def tfidf(word, blob, bloblist):
    return tf(word, blob) * idf(word, bloblist)

if __name__ == "__main__":

    parser = argparse.ArgumentParser(description='Extract relevant keywords using TF-IDF analysis.')
    parser.add_argument('url', help='Supply WordPress website url.')
    args = parser.parse_args()
    url = args.url
    base = urlparse(url).netloc
    
    posts = get_posts(url)
    for p in posts:
        content = ''
        soup = BeautifulSoup(posts[p]['content'], 'html.parser')
        for x in soup.find_all('p'):
            content += ' ' + x.text.lower()
        
        posts[p]['content'] = content
    
    list_content = [tb(posts[p]['content']) for p in posts]
    list_words_scores = []
    for p in posts:
        blob = tb(posts[p]['content'])
        scores = {word: tfidf(word, blob, list_content) for word in blob.words}
        sorted_words = sorted(scores.items(), key=lambda x: x[1], reverse=True)
        for word, score in sorted_words[:5]:
            list_words_scores.append([posts[p]['link'], word, score])

    df = pd.DataFrame(list_words_scores)
    df.to_excel(os.path.join(ROOT, f'{base} - TFIDF.xlsx'), header=['URL', 'Word', 'TF-IDF score'], index=False)

Conclusion

To conclude, we made a python script for calculating TF IDF scores for WordPress blogs. Even more, I’d like to note that the more data it takes into account, more accurate it will be.

I learned a lot while working on this project and I hope you’ll find it helpful as well.

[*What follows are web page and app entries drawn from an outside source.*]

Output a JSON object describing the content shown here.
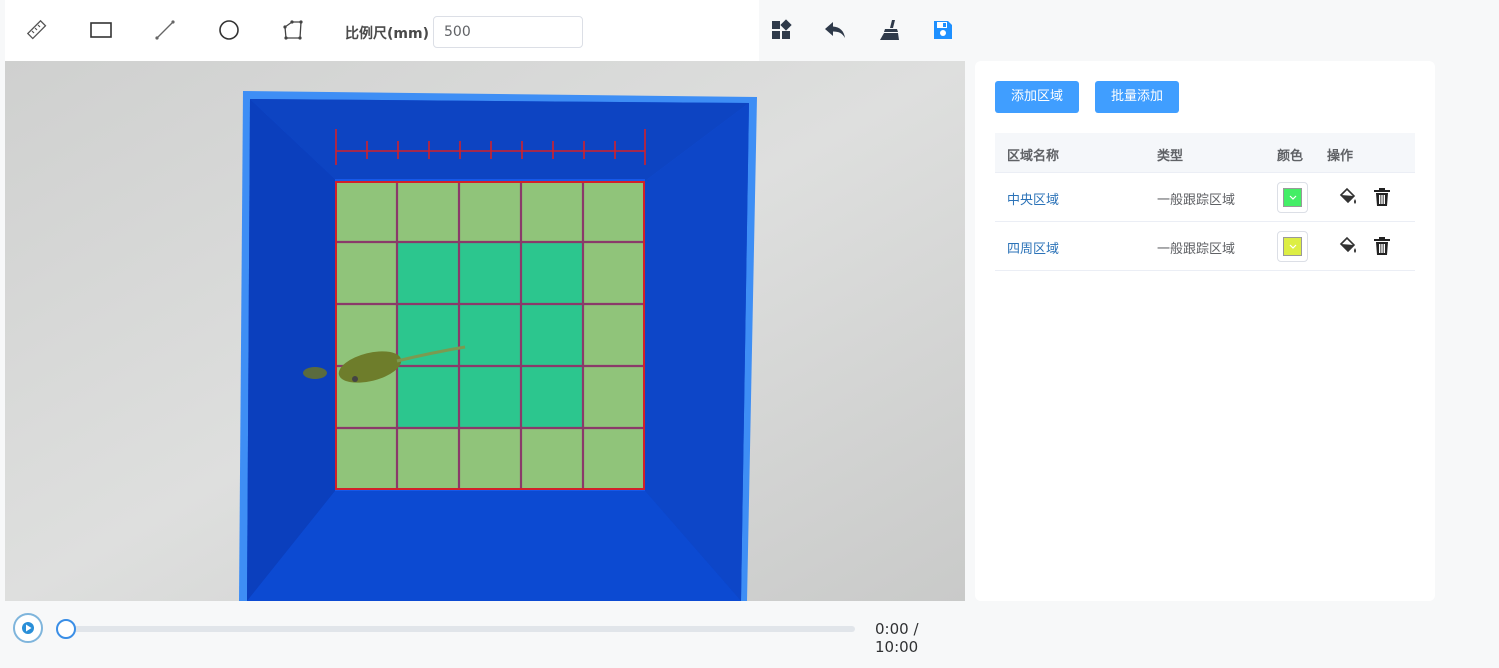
{
  "toolbar": {
    "tools": [
      {
        "name": "ruler-icon"
      },
      {
        "name": "rectangle-icon"
      },
      {
        "name": "line-icon"
      },
      {
        "name": "circle-icon"
      },
      {
        "name": "polygon-icon"
      }
    ],
    "scale_label": "比例尺(mm)",
    "scale_value": "500",
    "actions": [
      {
        "name": "layout-icon"
      },
      {
        "name": "undo-icon"
      },
      {
        "name": "clear-brush-icon"
      },
      {
        "name": "save-icon"
      }
    ]
  },
  "player": {
    "time": "0:00 / 10:00",
    "progress": 0
  },
  "panel": {
    "add_button": "添加区域",
    "batch_button": "批量添加",
    "columns": [
      "区域名称",
      "类型",
      "颜色",
      "操作"
    ],
    "rows": [
      {
        "name": "中央区域",
        "type": "一般跟踪区域",
        "color": "#44ee66"
      },
      {
        "name": "四周区域",
        "type": "一般跟踪区域",
        "color": "#ddee44"
      }
    ]
  },
  "colors": {
    "accent": "#409eff",
    "grid_line": "#d2202a",
    "arena_blue": "#0a5ef0"
  }
}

I would also appreciate it if you considered sharing this post with others and following my blog to be notified when publish a post in the future.